(Extracted data entries)
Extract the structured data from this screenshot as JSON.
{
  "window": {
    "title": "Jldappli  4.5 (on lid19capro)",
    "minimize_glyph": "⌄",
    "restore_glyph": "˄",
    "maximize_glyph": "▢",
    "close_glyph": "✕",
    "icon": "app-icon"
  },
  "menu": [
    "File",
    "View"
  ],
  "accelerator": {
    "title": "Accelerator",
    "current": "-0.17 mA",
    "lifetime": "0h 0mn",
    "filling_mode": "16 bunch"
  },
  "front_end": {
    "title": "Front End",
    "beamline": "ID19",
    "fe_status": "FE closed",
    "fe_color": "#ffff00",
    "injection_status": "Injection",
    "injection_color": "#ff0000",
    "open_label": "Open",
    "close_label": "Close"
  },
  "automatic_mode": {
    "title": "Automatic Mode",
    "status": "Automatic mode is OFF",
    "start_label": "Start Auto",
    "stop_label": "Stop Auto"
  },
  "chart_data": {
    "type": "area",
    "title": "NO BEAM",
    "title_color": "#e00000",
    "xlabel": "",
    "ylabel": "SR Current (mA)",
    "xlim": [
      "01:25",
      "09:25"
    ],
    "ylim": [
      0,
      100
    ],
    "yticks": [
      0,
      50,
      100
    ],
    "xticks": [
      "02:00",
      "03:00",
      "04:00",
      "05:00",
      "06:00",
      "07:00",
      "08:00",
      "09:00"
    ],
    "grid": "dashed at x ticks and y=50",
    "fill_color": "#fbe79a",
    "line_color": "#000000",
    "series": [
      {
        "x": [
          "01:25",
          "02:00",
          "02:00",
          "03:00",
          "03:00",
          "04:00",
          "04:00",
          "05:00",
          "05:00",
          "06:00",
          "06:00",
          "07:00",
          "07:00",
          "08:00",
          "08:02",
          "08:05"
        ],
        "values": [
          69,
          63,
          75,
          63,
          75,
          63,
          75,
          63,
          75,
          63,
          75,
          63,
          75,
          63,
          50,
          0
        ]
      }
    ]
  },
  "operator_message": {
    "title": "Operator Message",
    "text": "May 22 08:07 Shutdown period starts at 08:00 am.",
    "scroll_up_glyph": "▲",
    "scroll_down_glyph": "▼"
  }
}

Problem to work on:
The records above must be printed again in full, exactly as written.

Task result:
Extract the structured data from this screenshot as JSON.
{
  "window": {
    "title": "Jldappli  4.5 (on lid19capro)",
    "minimize_glyph": "⌄",
    "restore_glyph": "˄",
    "maximize_glyph": "▢",
    "close_glyph": "✕",
    "icon": "app-icon"
  },
  "menu": [
    "File",
    "View"
  ],
  "accelerator": {
    "title": "Accelerator",
    "current": "-0.17 mA",
    "lifetime": "0h 0mn",
    "filling_mode": "16 bunch"
  },
  "front_end": {
    "title": "Front End",
    "beamline": "ID19",
    "fe_status": "FE closed",
    "fe_color": "#ffff00",
    "injection_status": "Injection",
    "injection_color": "#ff0000",
    "open_label": "Open",
    "close_label": "Close"
  },
  "automatic_mode": {
    "title": "Automatic Mode",
    "status": "Automatic mode is OFF",
    "start_label": "Start Auto",
    "stop_label": "Stop Auto"
  },
  "chart_data": {
    "type": "area",
    "title": "NO BEAM",
    "title_color": "#e00000",
    "xlabel": "",
    "ylabel": "SR Current (mA)",
    "xlim": [
      "01:25",
      "09:25"
    ],
    "ylim": [
      0,
      100
    ],
    "yticks": [
      0,
      50,
      100
    ],
    "xticks": [
      "02:00",
      "03:00",
      "04:00",
      "05:00",
      "06:00",
      "07:00",
      "08:00",
      "09:00"
    ],
    "grid": "dashed at x ticks and y=50",
    "fill_color": "#fbe79a",
    "line_color": "#000000",
    "series": [
      {
        "x": [
          "01:25",
          "02:00",
          "02:00",
          "03:00",
          "03:00",
          "04:00",
          "04:00",
          "05:00",
          "05:00",
          "06:00",
          "06:00",
          "07:00",
          "07:00",
          "08:00",
          "08:02",
          "08:05"
        ],
        "values": [
          69,
          63,
          75,
          63,
          75,
          63,
          75,
          63,
          75,
          63,
          75,
          63,
          75,
          63,
          50,
          0
        ]
      }
    ]
  },
  "operator_message": {
    "title": "Operator Message",
    "text": "May 22 08:07 Shutdown period starts at 08:00 am.",
    "scroll_up_glyph": "▲",
    "scroll_down_glyph": "▼"
  }
}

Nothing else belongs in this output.